START RECORDS SHOWN
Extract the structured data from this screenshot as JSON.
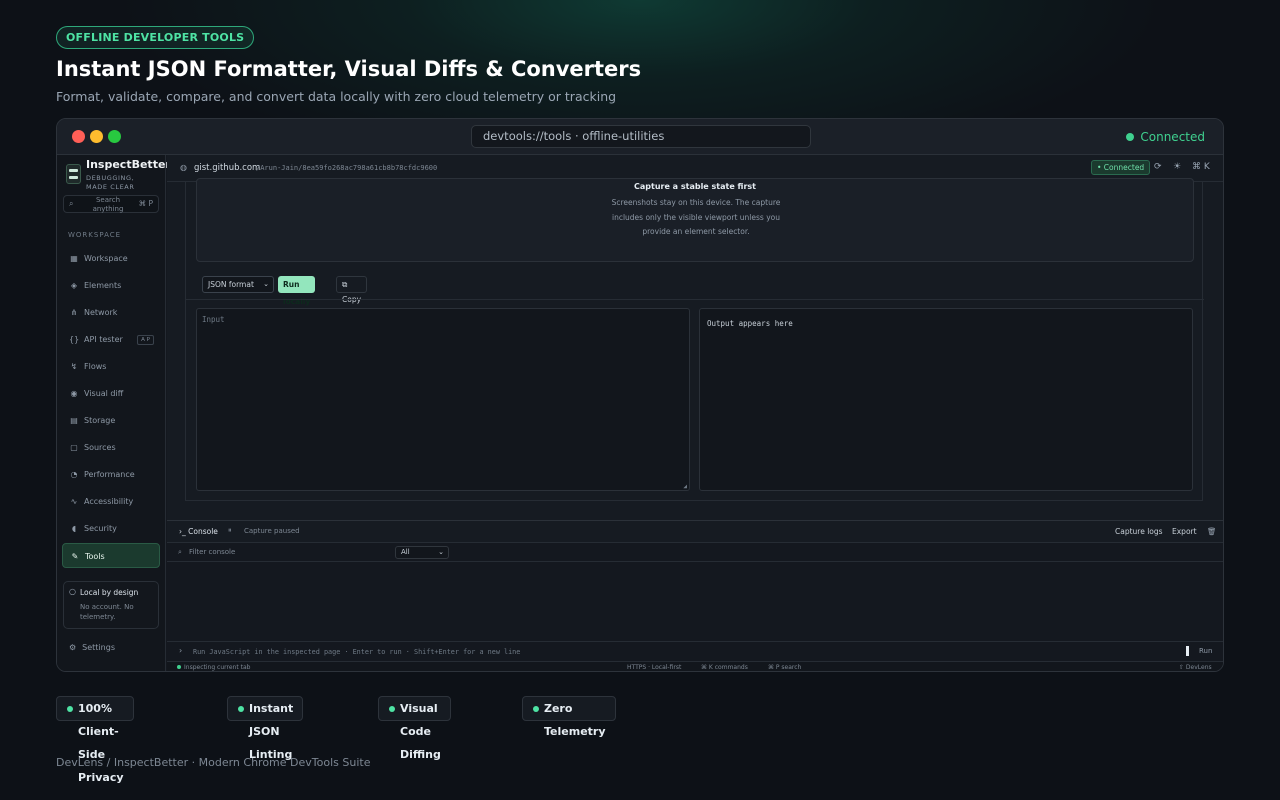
{
  "hero": {
    "badge": "OFFLINE DEVELOPER TOOLS",
    "title": "Instant JSON Formatter, Visual Diffs & Converters",
    "subtitle": "Format, validate, compare, and convert data locally with zero cloud telemetry or tracking"
  },
  "browser": {
    "url": "devtools://tools · offline-utilities",
    "status": "Connected"
  },
  "app": {
    "brand": "InspectBetter",
    "tagline": "DEBUGGING, MADE CLEAR",
    "search_placeholder": "Search anything",
    "search_kbd": "⌘ P",
    "section_label": "WORKSPACE",
    "nav": [
      {
        "label": "Workspace",
        "icon": "grid-icon",
        "glyph": "▦"
      },
      {
        "label": "Elements",
        "icon": "layers-icon",
        "glyph": "◈"
      },
      {
        "label": "Network",
        "icon": "network-icon",
        "glyph": "⋔"
      },
      {
        "label": "API tester",
        "icon": "braces-icon",
        "glyph": "{}",
        "badge": "A P"
      },
      {
        "label": "Flows",
        "icon": "flow-icon",
        "glyph": "↯"
      },
      {
        "label": "Visual diff",
        "icon": "camera-icon",
        "glyph": "◉"
      },
      {
        "label": "Storage",
        "icon": "database-icon",
        "glyph": "▤"
      },
      {
        "label": "Sources",
        "icon": "file-icon",
        "glyph": "▢"
      },
      {
        "label": "Performance",
        "icon": "gauge-icon",
        "glyph": "◔"
      },
      {
        "label": "Accessibility",
        "icon": "pulse-icon",
        "glyph": "∿"
      },
      {
        "label": "Security",
        "icon": "shield-icon",
        "glyph": "◖"
      },
      {
        "label": "Tools",
        "icon": "wrench-icon",
        "glyph": "✎",
        "active": true
      }
    ],
    "local_title": "Local by design",
    "local_desc": "No account. No telemetry.",
    "settings_label": "Settings",
    "topbar": {
      "host": "gist.github.com",
      "path": "/Arun-Jain/8ea59fo268ac798a61cb8b78cfdc9600",
      "connected": "• Connected",
      "icons": [
        "refresh-icon",
        "sun-icon",
        "command-icon"
      ],
      "kbd": "⌘ K"
    },
    "capture": {
      "title": "Capture a stable state first",
      "desc": "Screenshots stay on this device. The capture includes only the visible viewport unless you provide an element selector."
    },
    "tools": {
      "mode": "JSON format",
      "run": "Run locally",
      "copy": "Copy"
    },
    "input_placeholder": "Input",
    "output_placeholder": "Output appears here",
    "console": {
      "title": "Console",
      "pause_glyph": "⏸",
      "paused": "Capture paused",
      "capture_logs": "Capture logs",
      "export": "Export",
      "filter_placeholder": "Filter console",
      "level": "All",
      "prompt": "Run JavaScript in the inspected page · Enter to run · Shift+Enter for a new line",
      "run": "Run"
    },
    "status": {
      "left": "Inspecting current tab",
      "https": "HTTPS · Local-first",
      "commands": "⌘ K commands",
      "search": "⌘ P search",
      "brand": "⇧ DevLens"
    }
  },
  "features": [
    "100% Client-Side Privacy",
    "Instant JSON Linting",
    "Visual Code Diffing",
    "Zero Telemetry"
  ],
  "footer": "DevLens / InspectBetter · Modern Chrome DevTools Suite",
  "colors": {
    "accent": "#4ee3a4",
    "background": "#0d1117",
    "panel": "#161b22",
    "run_button": "#93e6bd"
  }
}
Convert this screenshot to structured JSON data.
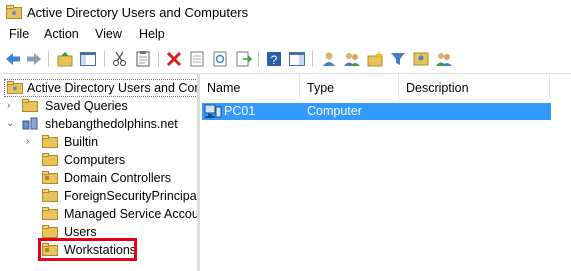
{
  "window": {
    "title": "Active Directory Users and Computers"
  },
  "menu": [
    {
      "label": "File"
    },
    {
      "label": "Action"
    },
    {
      "label": "View"
    },
    {
      "label": "Help"
    }
  ],
  "tree": {
    "root": "Active Directory Users and Com",
    "saved_queries": "Saved Queries",
    "domain": "shebangthedolphins.net",
    "children": [
      {
        "label": "Builtin"
      },
      {
        "label": "Computers"
      },
      {
        "label": "Domain Controllers"
      },
      {
        "label": "ForeignSecurityPrincipals"
      },
      {
        "label": "Managed Service Accounts"
      },
      {
        "label": "Users"
      },
      {
        "label": "Workstations"
      }
    ]
  },
  "list": {
    "columns": [
      {
        "label": "Name"
      },
      {
        "label": "Type"
      },
      {
        "label": "Description"
      }
    ],
    "rows": [
      {
        "name": "PC01",
        "type": "Computer",
        "description": ""
      }
    ]
  },
  "colors": {
    "selection": "#3399ff",
    "highlight_outline": "#e2001a",
    "folder": "#e8c25a"
  }
}
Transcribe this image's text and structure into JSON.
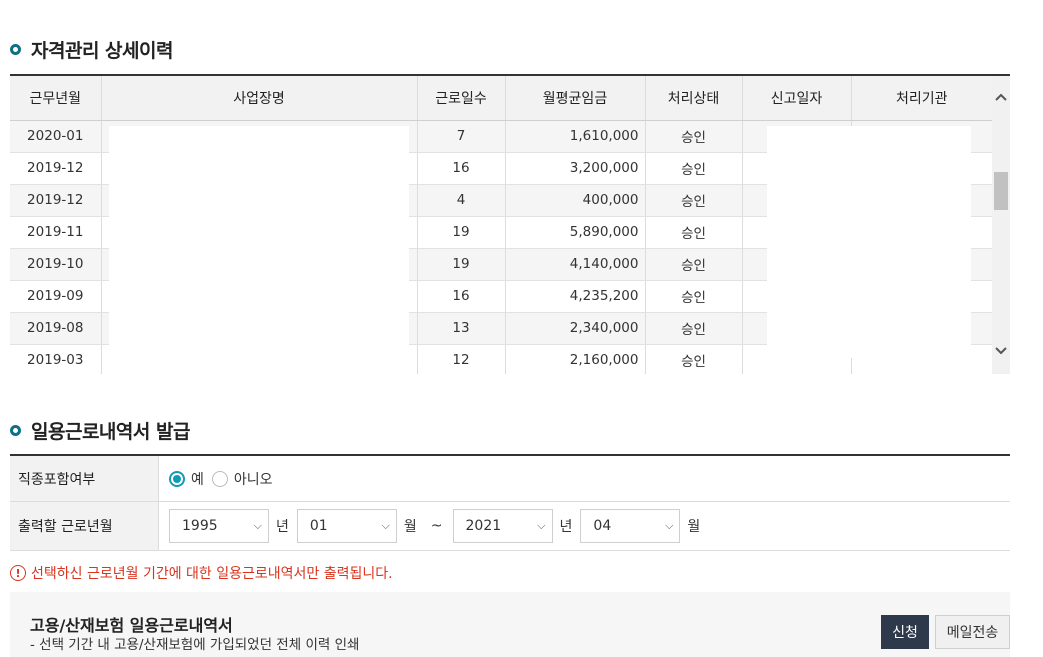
{
  "history": {
    "title": "자격관리 상세이력",
    "columns": [
      "근무년월",
      "사업장명",
      "근로일수",
      "월평균임금",
      "처리상태",
      "신고일자",
      "처리기관"
    ],
    "rows": [
      {
        "ym": "2020-01",
        "days": "7",
        "wage": "1,610,000",
        "status": "승인"
      },
      {
        "ym": "2019-12",
        "days": "16",
        "wage": "3,200,000",
        "status": "승인"
      },
      {
        "ym": "2019-12",
        "days": "4",
        "wage": "400,000",
        "status": "승인"
      },
      {
        "ym": "2019-11",
        "days": "19",
        "wage": "5,890,000",
        "status": "승인"
      },
      {
        "ym": "2019-10",
        "days": "19",
        "wage": "4,140,000",
        "status": "승인"
      },
      {
        "ym": "2019-09",
        "days": "16",
        "wage": "4,235,200",
        "status": "승인"
      },
      {
        "ym": "2019-08",
        "days": "13",
        "wage": "2,340,000",
        "status": "승인"
      },
      {
        "ym": "2019-03",
        "days": "12",
        "wage": "2,160,000",
        "status": "승인"
      }
    ]
  },
  "issue": {
    "title": "일용근로내역서 발급",
    "include_label": "직종포함여부",
    "option_yes": "예",
    "option_no": "아니오",
    "include_selected": "예",
    "period_label": "출력할 근로년월",
    "start_year": "1995",
    "start_month": "01",
    "end_year": "2021",
    "end_month": "04",
    "unit_year": "년",
    "unit_month": "월",
    "tilde": "~",
    "notice": "선택하신 근로년월 기간에 대한 일용근로내역서만 출력됩니다.",
    "box_title": "고용/산재보험 일용근로내역서",
    "box_desc": "- 선택 기간 내 고용/산재보험에 가입되었던 전체 이력 인쇄",
    "apply_label": "신청",
    "mail_label": "메일전송"
  },
  "icons": {
    "section_bullet": "ring-bullet-icon",
    "scroll_up": "chevron-up-icon",
    "scroll_down": "chevron-down-icon",
    "select_arrow": "chevron-down-icon",
    "notice_icon": "exclamation-circle-icon"
  },
  "colors": {
    "accent": "#0f6f86",
    "radio": "#129cb4",
    "warning": "#d9341e",
    "apply_button": "#2e3a4b"
  }
}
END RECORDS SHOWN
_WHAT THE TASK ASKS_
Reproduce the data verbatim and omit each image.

_RESPONSE TO THIS EXERCISE_
Extract the structured data from this screenshot as JSON.
{
  "hero": {
    "badge": "OFFLINE DEVELOPER TOOLS",
    "title": "Instant JSON Formatter, Visual Diffs & Converters",
    "subtitle": "Format, validate, compare, and convert data locally with zero cloud telemetry or tracking"
  },
  "browser": {
    "url": "devtools://tools · offline-utilities",
    "status": "Connected"
  },
  "app": {
    "brand": "InspectBetter",
    "tagline": "DEBUGGING, MADE CLEAR",
    "search_placeholder": "Search anything",
    "search_kbd": "⌘ P",
    "section_label": "WORKSPACE",
    "nav": [
      {
        "label": "Workspace",
        "icon": "grid-icon",
        "glyph": "▦"
      },
      {
        "label": "Elements",
        "icon": "layers-icon",
        "glyph": "◈"
      },
      {
        "label": "Network",
        "icon": "network-icon",
        "glyph": "⋔"
      },
      {
        "label": "API tester",
        "icon": "braces-icon",
        "glyph": "{}",
        "badge": "A P"
      },
      {
        "label": "Flows",
        "icon": "flow-icon",
        "glyph": "↯"
      },
      {
        "label": "Visual diff",
        "icon": "camera-icon",
        "glyph": "◉"
      },
      {
        "label": "Storage",
        "icon": "database-icon",
        "glyph": "▤"
      },
      {
        "label": "Sources",
        "icon": "file-icon",
        "glyph": "▢"
      },
      {
        "label": "Performance",
        "icon": "gauge-icon",
        "glyph": "◔"
      },
      {
        "label": "Accessibility",
        "icon": "pulse-icon",
        "glyph": "∿"
      },
      {
        "label": "Security",
        "icon": "shield-icon",
        "glyph": "◖"
      },
      {
        "label": "Tools",
        "icon": "wrench-icon",
        "glyph": "✎",
        "active": true
      }
    ],
    "local_title": "Local by design",
    "local_desc": "No account. No telemetry.",
    "settings_label": "Settings",
    "topbar": {
      "host": "gist.github.com",
      "path": "/Arun-Jain/8ea59fo268ac798a61cb8b78cfdc9600",
      "connected": "• Connected",
      "icons": [
        "refresh-icon",
        "sun-icon",
        "command-icon"
      ],
      "kbd": "⌘ K"
    },
    "capture": {
      "title": "Capture a stable state first",
      "desc": "Screenshots stay on this device. The capture includes only the visible viewport unless you provide an element selector."
    },
    "tools": {
      "mode": "JSON format",
      "run": "Run locally",
      "copy": "Copy"
    },
    "input_placeholder": "Input",
    "output_placeholder": "Output appears here",
    "console": {
      "title": "Console",
      "pause_glyph": "⏸",
      "paused": "Capture paused",
      "capture_logs": "Capture logs",
      "export": "Export",
      "filter_placeholder": "Filter console",
      "level": "All",
      "prompt": "Run JavaScript in the inspected page · Enter to run · Shift+Enter for a new line",
      "run": "Run"
    },
    "status": {
      "left": "Inspecting current tab",
      "https": "HTTPS · Local-first",
      "commands": "⌘ K commands",
      "search": "⌘ P search",
      "brand": "⇧ DevLens"
    }
  },
  "features": [
    "100% Client-Side Privacy",
    "Instant JSON Linting",
    "Visual Code Diffing",
    "Zero Telemetry"
  ],
  "footer": "DevLens / InspectBetter · Modern Chrome DevTools Suite",
  "colors": {
    "accent": "#4ee3a4",
    "background": "#0d1117",
    "panel": "#161b22",
    "run_button": "#93e6bd"
  }
}
Convert this screenshot to structured JSON data.
{
  "window": {
    "title": "Active Directory Users and Computers"
  },
  "menu": [
    {
      "label": "File"
    },
    {
      "label": "Action"
    },
    {
      "label": "View"
    },
    {
      "label": "Help"
    }
  ],
  "tree": {
    "root": "Active Directory Users and Com",
    "saved_queries": "Saved Queries",
    "domain": "shebangthedolphins.net",
    "children": [
      {
        "label": "Builtin"
      },
      {
        "label": "Computers"
      },
      {
        "label": "Domain Controllers"
      },
      {
        "label": "ForeignSecurityPrincipals"
      },
      {
        "label": "Managed Service Accounts"
      },
      {
        "label": "Users"
      },
      {
        "label": "Workstations"
      }
    ]
  },
  "list": {
    "columns": [
      {
        "label": "Name"
      },
      {
        "label": "Type"
      },
      {
        "label": "Description"
      }
    ],
    "rows": [
      {
        "name": "PC01",
        "type": "Computer",
        "description": ""
      }
    ]
  },
  "colors": {
    "selection": "#3399ff",
    "highlight_outline": "#e2001a",
    "folder": "#e8c25a"
  }
}
Transcribe this image's text and structure into JSON.
{
  "history": {
    "title": "자격관리 상세이력",
    "columns": [
      "근무년월",
      "사업장명",
      "근로일수",
      "월평균임금",
      "처리상태",
      "신고일자",
      "처리기관"
    ],
    "rows": [
      {
        "ym": "2020-01",
        "days": "7",
        "wage": "1,610,000",
        "status": "승인"
      },
      {
        "ym": "2019-12",
        "days": "16",
        "wage": "3,200,000",
        "status": "승인"
      },
      {
        "ym": "2019-12",
        "days": "4",
        "wage": "400,000",
        "status": "승인"
      },
      {
        "ym": "2019-11",
        "days": "19",
        "wage": "5,890,000",
        "status": "승인"
      },
      {
        "ym": "2019-10",
        "days": "19",
        "wage": "4,140,000",
        "status": "승인"
      },
      {
        "ym": "2019-09",
        "days": "16",
        "wage": "4,235,200",
        "status": "승인"
      },
      {
        "ym": "2019-08",
        "days": "13",
        "wage": "2,340,000",
        "status": "승인"
      },
      {
        "ym": "2019-03",
        "days": "12",
        "wage": "2,160,000",
        "status": "승인"
      }
    ]
  },
  "issue": {
    "title": "일용근로내역서 발급",
    "include_label": "직종포함여부",
    "option_yes": "예",
    "option_no": "아니오",
    "include_selected": "예",
    "period_label": "출력할 근로년월",
    "start_year": "1995",
    "start_month": "01",
    "end_year": "2021",
    "end_month": "04",
    "unit_year": "년",
    "unit_month": "월",
    "tilde": "~",
    "notice": "선택하신 근로년월 기간에 대한 일용근로내역서만 출력됩니다.",
    "box_title": "고용/산재보험 일용근로내역서",
    "box_desc": "- 선택 기간 내 고용/산재보험에 가입되었던 전체 이력 인쇄",
    "apply_label": "신청",
    "mail_label": "메일전송"
  },
  "icons": {
    "section_bullet": "ring-bullet-icon",
    "scroll_up": "chevron-up-icon",
    "scroll_down": "chevron-down-icon",
    "select_arrow": "chevron-down-icon",
    "notice_icon": "exclamation-circle-icon"
  },
  "colors": {
    "accent": "#0f6f86",
    "radio": "#129cb4",
    "warning": "#d9341e",
    "apply_button": "#2e3a4b"
  }
}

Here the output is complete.